What makes a story endure for more than forty years? It was Steven Spielberg who triggered that question for Peter Guber when he interviewed him in 2008 for his television show, Shootout.
“I don’t know if you know this,” Steven Spielberg told Guber as they reminisced about some of the movies they’d both been involved with – Close Encounters of the Third Kind, Innerspace, Hook and The Color Purple, “but I used to go to your office at Columbia when I was just starting. You had an enormous chart on your wall with what every director in the world was planning that listed their pictures in development and planned for production. It was your ‘board of directors’!”
Why had that information display made such a strong impression on him?

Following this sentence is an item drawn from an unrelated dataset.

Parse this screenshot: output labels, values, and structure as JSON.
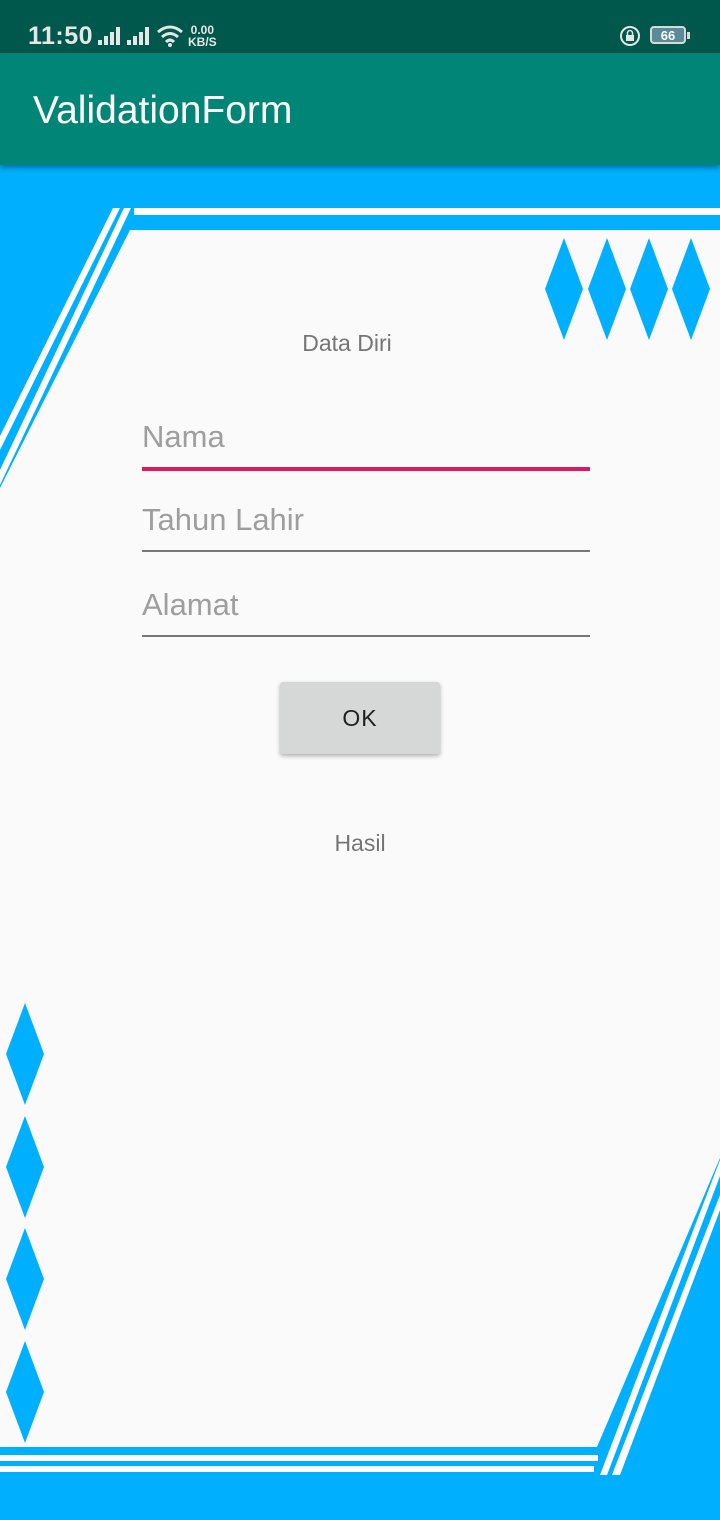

And then it hit Guber that lots of other friends and colleagues also had referred to that gigantic corkboard chart over the years.
When Guber first arrived in Hollywood, he wanted a fast track ascension up the career ladder. But, Guber needed to find a way to distinguish himself from the other young executives. Guber found it by solving a problem. One day he was horrified to discover that the studio chiefs were choosing a director for a new movie based on a serendipitous lunch encounter where they consumed a tuna fish sandwich together and learned that a particular director was available. Was this any criteria to choose a filmmaker?!
In these pre-internet days, Guber had a sense that information was currency, so he organized the data about Hollywood directors on a color coded corkboard in his office so everyone could add to it and take from it. Guber listened in the executive hallways to identify the types of information that would be most useful, making categories on the board for each type of data.
The story spread, shining the light on Guber as an innovator, which distinguished him from his competition. Having others tell Guber’s professional story propelled his career.
MORE ABOUT TELL TO WIN
To validate the power of telling purposeful stories, Guber includes in this book a remarkably diverse number of ‘voices’ – master tellers with whom he’s shared experiences. They include YouTube founder Chad Hurley, NBA champion Pat Riley, clothing designer Norma Kamali, “Mission to Mars” scientist Gentry Lee, Under Armour CEO Kevin Plank, former South African president Nelson Mandela, magician David Copperfield, film director Steven Spielberg, novelist Nora Roberts, rock legend Gene Simmons, and physician and author Deepak Chopra.
After listening to this extraordinary mix of voices, you’ll know how to craft, deliver – and own – a story that is truly compelling, one capable of turning others into viral advocates for your goal.